Data listing =>
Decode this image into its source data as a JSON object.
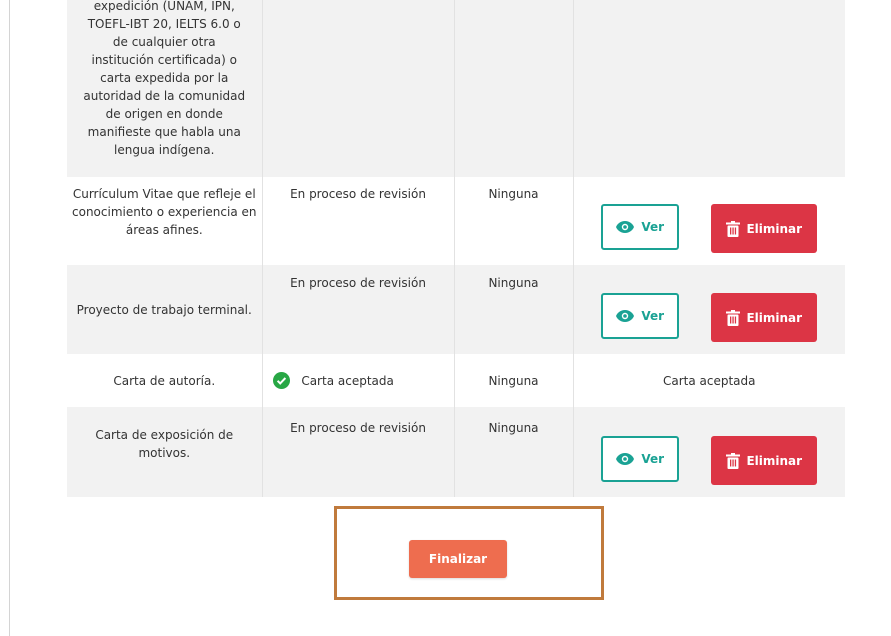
{
  "colors": {
    "teal": "#1aa294",
    "danger": "#dc3545",
    "finish": "#ee6d4f",
    "highlight_border": "#c07a3c",
    "success": "#28a745"
  },
  "rows": [
    {
      "document": "expedición (UNAM, IPN, TOEFL-IBT 20, IELTS 6.0 o de cualquier otra institución certificada) o carta expedida por la autoridad de la comunidad de origen en donde manifieste que habla una lengua indígena.",
      "status": "",
      "observations": "",
      "action_text": ""
    },
    {
      "document": "Currículum Vitae que refleje el conocimiento o experiencia en áreas afines.",
      "status": "En proceso de revisión",
      "observations": "Ninguna",
      "view_label": "Ver",
      "delete_label": "Eliminar"
    },
    {
      "document": "Proyecto de trabajo terminal.",
      "status": "En proceso de revisión",
      "observations": "Ninguna",
      "view_label": "Ver",
      "delete_label": "Eliminar"
    },
    {
      "document": "Carta de autoría.",
      "status": "Carta aceptada",
      "status_icon": "check-circle-icon",
      "observations": "Ninguna",
      "action_text": "Carta aceptada"
    },
    {
      "document": "Carta de exposición de motivos.",
      "status": "En proceso de revisión",
      "observations": "Ninguna",
      "view_label": "Ver",
      "delete_label": "Eliminar"
    }
  ],
  "finish_label": "Finalizar"
}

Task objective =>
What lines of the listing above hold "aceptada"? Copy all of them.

Reply to the exercise =>
      "status": "Carta aceptada",
      "action_text": "Carta aceptada"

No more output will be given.